I was laying in bed a few moments ago reflecting on the day when I realized it was September 1st. I mean, I knew it was, but I remembered. My dad died on September 1st, 1983. I was 12 years old. I did some quick math and counted 25 years. That is a crazy long time for him to be gone. I've lived twice as long without him as I did with him, and yet I will still name that loss as one of the most defining events of my life.
I stared at the green light on the baby monitor blinking in the dark and thought about the sermon I heard yesterday in church. Our pastor spoke about Jesus as the healer, how that was so much a part of who He was that He sometimes healed people without being asked and without any demonstration of faith on the part of the needy one. It was a great sermon, but I confess it really would have rattled my cage 15-20 years ago. How does He decide who to heal? I just don't know, and once in a while something rises up in me and wants an answer to that question. When I was 11, I sat in the bottom of my closet for a year asking God to heal my dad, and believing He would. I was so surprised when dad actually died because I always thought God was going to change it, that there would be a happy ending somehow.

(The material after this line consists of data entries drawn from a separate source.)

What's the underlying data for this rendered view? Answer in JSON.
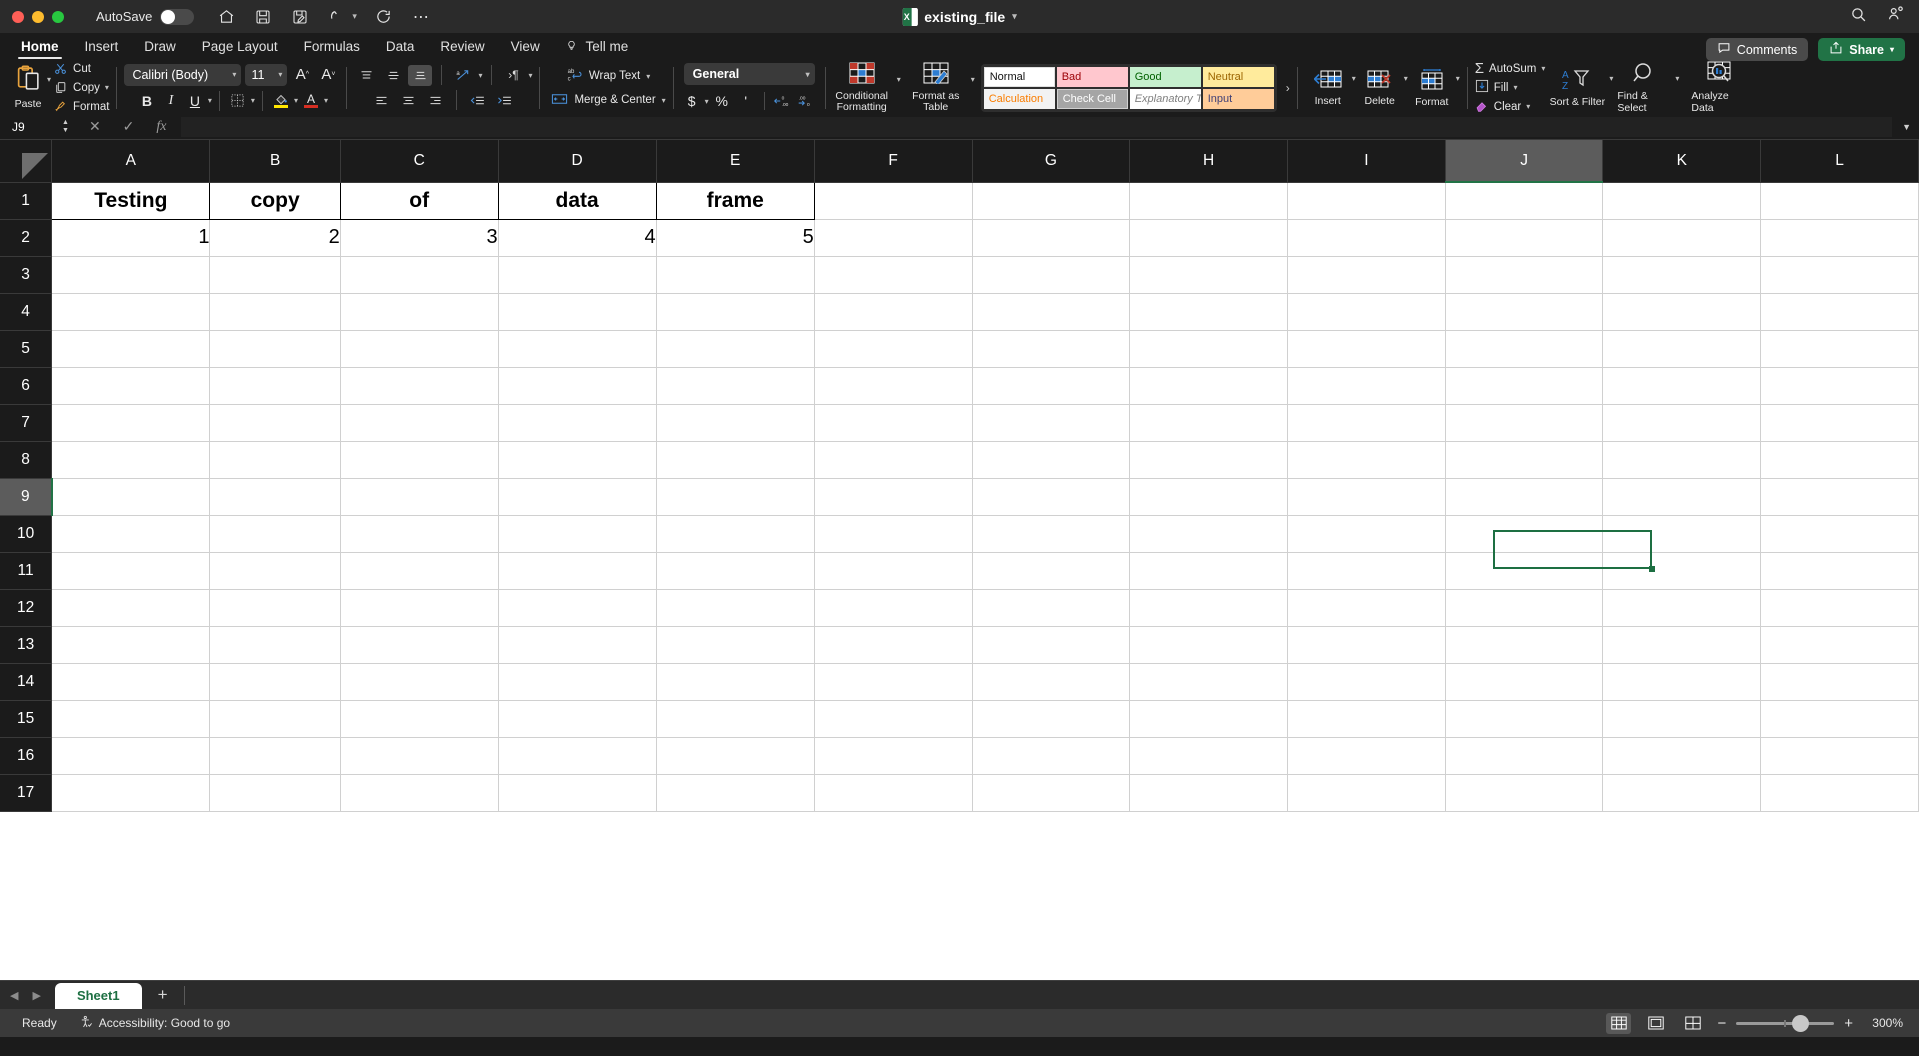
{
  "window": {
    "autosave_label": "AutoSave",
    "document_title": "existing_file"
  },
  "titlebar_right": {
    "comments_label": "Comments",
    "share_label": "Share"
  },
  "tabs": [
    {
      "label": "Home",
      "active": true
    },
    {
      "label": "Insert",
      "active": false
    },
    {
      "label": "Draw",
      "active": false
    },
    {
      "label": "Page Layout",
      "active": false
    },
    {
      "label": "Formulas",
      "active": false
    },
    {
      "label": "Data",
      "active": false
    },
    {
      "label": "Review",
      "active": false
    },
    {
      "label": "View",
      "active": false
    },
    {
      "label": "Tell me",
      "active": false
    }
  ],
  "ribbon": {
    "clipboard": {
      "paste_label": "Paste",
      "cut_label": "Cut",
      "copy_label": "Copy",
      "format_label": "Format"
    },
    "font": {
      "font_name": "Calibri (Body)",
      "font_size": "11",
      "grow_label": "A",
      "shrink_label": "A",
      "bold_label": "B",
      "italic_label": "I",
      "underline_label": "U"
    },
    "alignment": {
      "wrap_text_label": "Wrap Text",
      "merge_center_label": "Merge & Center"
    },
    "number": {
      "format_value": "General",
      "currency_label": "$",
      "percent_label": "%",
      "comma_label": "'"
    },
    "styles": {
      "conditional_formatting_label": "Conditional Formatting",
      "format_as_table_label": "Format as Table",
      "cell_styles": [
        {
          "label": "Normal",
          "class": "g-normal"
        },
        {
          "label": "Bad",
          "class": "g-bad"
        },
        {
          "label": "Good",
          "class": "g-good"
        },
        {
          "label": "Neutral",
          "class": "g-neutral"
        },
        {
          "label": "Calculation",
          "class": "g-calc"
        },
        {
          "label": "Check Cell",
          "class": "g-check"
        },
        {
          "label": "Explanatory T...",
          "class": "g-expl"
        },
        {
          "label": "Input",
          "class": "g-input"
        }
      ]
    },
    "cells": {
      "insert_label": "Insert",
      "delete_label": "Delete",
      "format_label": "Format"
    },
    "editing": {
      "autosum_label": "AutoSum",
      "fill_label": "Fill",
      "clear_label": "Clear",
      "sort_filter_label": "Sort & Filter",
      "find_select_label": "Find & Select",
      "analyze_data_label": "Analyze Data"
    }
  },
  "formula_bar": {
    "name_box": "J9",
    "formula_value": ""
  },
  "grid": {
    "columns": [
      "A",
      "B",
      "C",
      "D",
      "E",
      "F",
      "G",
      "H",
      "I",
      "J",
      "K",
      "L"
    ],
    "rows": [
      "1",
      "2",
      "3",
      "4",
      "5",
      "6",
      "7",
      "8",
      "9",
      "10",
      "11",
      "12",
      "13",
      "14",
      "15",
      "16",
      "17"
    ],
    "selected_column": "J",
    "selected_row": "9",
    "selected_cell": "J9",
    "data": [
      [
        "Testing",
        "copy",
        "of",
        "data",
        "frame",
        "",
        "",
        "",
        "",
        "",
        "",
        ""
      ],
      [
        "1",
        "2",
        "3",
        "4",
        "5",
        "",
        "",
        "",
        "",
        "",
        "",
        ""
      ]
    ],
    "accent_selection_color": "#1d6f42"
  },
  "sheet_tabs": {
    "sheets": [
      "Sheet1"
    ],
    "active_sheet": "Sheet1",
    "add_label": "+"
  },
  "status_bar": {
    "status": "Ready",
    "accessibility": "Accessibility: Good to go",
    "zoom": "300%"
  }
}
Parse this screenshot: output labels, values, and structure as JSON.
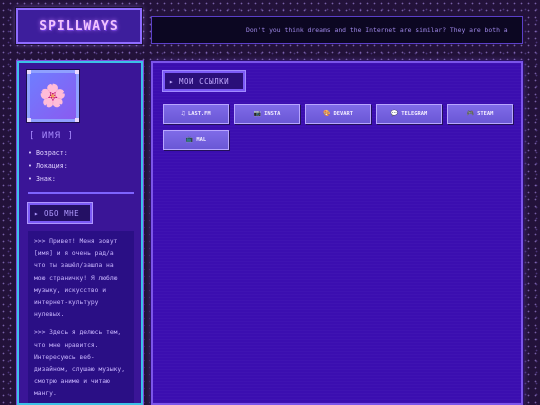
{
  "header": {
    "logo": "SPILLWAYS",
    "ticker": "Don't you think dreams and the Internet are similar? They are both a"
  },
  "sidebar": {
    "avatar_icon": "🌸",
    "name": "[ ИМЯ ]",
    "details": [
      "• Возраст:",
      "• Локация:",
      "• Знак:"
    ],
    "about_button": "▸ ОБО МНЕ",
    "about_paragraphs": [
      ">>> Привет! Меня зовут [имя] и я очень рад/а что ты зашёл/зашла на мою страничку! Я люблю музыку, искусство и интернет-культуру нулевых.",
      ">>> Здесь я делюсь тем, что мне нравится. Интересуюсь веб-дизайном, слушаю музыку, смотрю аниме и читаю мангу."
    ]
  },
  "main": {
    "links_title": "▸ МОИ ССЫЛКИ",
    "links": [
      {
        "icon": "♫",
        "label": "LAST.FM"
      },
      {
        "icon": "📷",
        "label": "INSTA"
      },
      {
        "icon": "🎨",
        "label": "DEVART"
      },
      {
        "icon": "💬",
        "label": "TELEGRAM"
      },
      {
        "icon": "🎮",
        "label": "STEAM"
      },
      {
        "icon": "📺",
        "label": "MAL"
      }
    ]
  },
  "colors": {
    "accent": "#8f6cff",
    "sidebar_border": "#3cc0e6",
    "panel_bg": "#3b0eb0"
  }
}
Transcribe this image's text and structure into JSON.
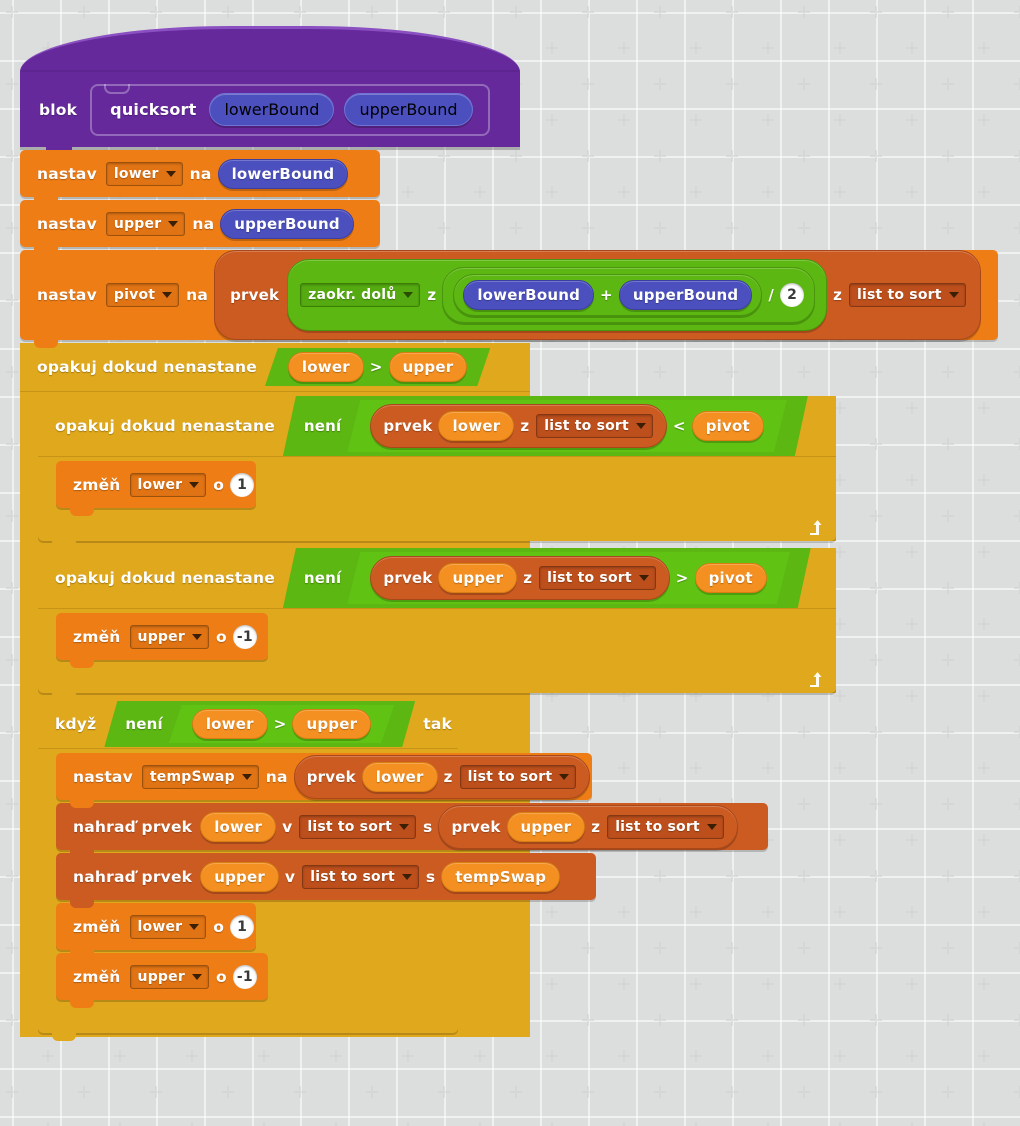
{
  "canvas": {
    "background_color": "#dcdedd",
    "grid": "plus-marks"
  },
  "palette": {
    "hat_purple": "#65299c",
    "param_blue": "#4c50bf",
    "data_orange": "#ee7d16",
    "variable_orange": "#f49021",
    "list_brown": "#cc5b22",
    "control_gold": "#e0a81c",
    "operator_green": "#5cb712"
  },
  "script": {
    "hat": {
      "label": "blok",
      "proto_name": "quicksort",
      "params": [
        "lowerBound",
        "upperBound"
      ]
    },
    "set_lower": {
      "keyword": "nastav",
      "variable": "lower",
      "to": "na",
      "value": "lowerBound"
    },
    "set_upper": {
      "keyword": "nastav",
      "variable": "upper",
      "to": "na",
      "value": "upperBound"
    },
    "set_pivot": {
      "keyword": "nastav",
      "variable": "pivot",
      "to": "na",
      "item_word": "prvek",
      "round_op": "zaokr. dolů",
      "of_word": "z",
      "operand_a": "lowerBound",
      "plus": "+",
      "operand_b": "upperBound",
      "divide": "/",
      "divisor": "2",
      "from_word": "z",
      "list": "list to sort"
    },
    "outer_loop": {
      "keyword": "opakuj dokud nenastane",
      "cond_left": "lower",
      "cond_op": ">",
      "cond_right": "upper"
    },
    "loop_lower": {
      "keyword": "opakuj dokud nenastane",
      "not_word": "není",
      "item_word": "prvek",
      "index": "lower",
      "from_word": "z",
      "list": "list to sort",
      "compare_op": "<",
      "compare_to": "pivot"
    },
    "change_lower_1": {
      "keyword": "změň",
      "variable": "lower",
      "by_word": "o",
      "amount": "1"
    },
    "loop_upper": {
      "keyword": "opakuj dokud nenastane",
      "not_word": "není",
      "item_word": "prvek",
      "index": "upper",
      "from_word": "z",
      "list": "list to sort",
      "compare_op": ">",
      "compare_to": "pivot"
    },
    "change_upper_neg1": {
      "keyword": "změň",
      "variable": "upper",
      "by_word": "o",
      "amount": "-1"
    },
    "if_block": {
      "keyword": "když",
      "not_word": "není",
      "cond_left": "lower",
      "cond_op": ">",
      "cond_right": "upper",
      "then_word": "tak"
    },
    "set_tempswap": {
      "keyword": "nastav",
      "variable": "tempSwap",
      "to": "na",
      "item_word": "prvek",
      "index": "lower",
      "from_word": "z",
      "list": "list to sort"
    },
    "replace_lower": {
      "keyword": "nahraď prvek",
      "index": "lower",
      "in_word": "v",
      "list": "list to sort",
      "with_word": "s",
      "value_item_word": "prvek",
      "value_index": "upper",
      "value_from_word": "z",
      "value_list": "list to sort"
    },
    "replace_upper": {
      "keyword": "nahraď prvek",
      "index": "upper",
      "in_word": "v",
      "list": "list to sort",
      "with_word": "s",
      "value": "tempSwap"
    },
    "change_lower_1b": {
      "keyword": "změň",
      "variable": "lower",
      "by_word": "o",
      "amount": "1"
    },
    "change_upper_neg1b": {
      "keyword": "změň",
      "variable": "upper",
      "by_word": "o",
      "amount": "-1"
    }
  }
}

I still don't know why He didn't heal my dad, but I'm grateful tonight that about 10 years ago, He began to heal me. Deep in my heart I was bitter and angry, and I mistrusted God's intentions toward me. But then I heard some teaching about Jesus' encounter with the widow in Nain. How she was walking by with her dead son in a funeral procession when Jesus saw her and was so moved by her pain that he raised the son up right then and there. She didn't ask Him to do it. She didn't demonstrate any faith in Jesus. There's really no indication in the passage that she was aware of Him being there at all. Which of course she wasn't... if you've ever buried someone you love, you know how the world stops turning and other people cease to exist. There is only the immeasureable, white-hot pain that is all you are in that moment. Of course she didn't see Him. But she passed Him, and it was as if He couldn't help Himself. He just intervened, powerfully. It's an amazing incident really. And the teacher concluded (not just from this passage) that healing was an integral part of who Jesus was. He'd never known suffering in heaven, let alone death. It was His nature to heal and restore... she concluded that any time He chose to act in a different way--withholding healing--it could only be for some greater glory to come, almost an act of restraint on His part. This was the beginning of healing for me. It was the first time I could see that God was still good and compassionate and loving, even though He allowed this to happen to me. Now I can say honestly that I'm not bitter anymore. I don't doubt God's goodness. I believe.
25 years feels so strange; there is a sadness and a longing for all I never knew about him. But there is joy in what I do know: my dad loved to fish and shoot guns. He liked tomato sandwiches with butter and often asked me to bake a potato for him when he was sick. He liked football and Hogan's Heroes, CCR and Simon & Garfunkle. (I love all of those too, except Hogan's Heroes!) And he was a good rescuer for a daughter dreaming scary dreams in the night. One of those nights he let me sleep in his bed (mom was working), and I fell asleep listening to him tell a story about his grandpa while a black & white movie played in the background.
Tonight I am thankful for the 12 years I had with Dad. And I'm thankful that in Christ, the hardest things we have to walk through in life are not for nothing. He's not just slapping us around... but working something in and through and around us that is so big, and so ultimately good. I'm thankful that those hard things are for maturity and growth and grace and perseverance and faith. And faith and faith and more faith. He can redeem anything--any mess, any family, any anything.
I write this for myself, to mark what to me is a profound day. But I hope it encourages someone reading who is also on a hard path... to keep trusting in spite of the circumstances, and believe God for the good, because he promises to bring it. And He is faithful.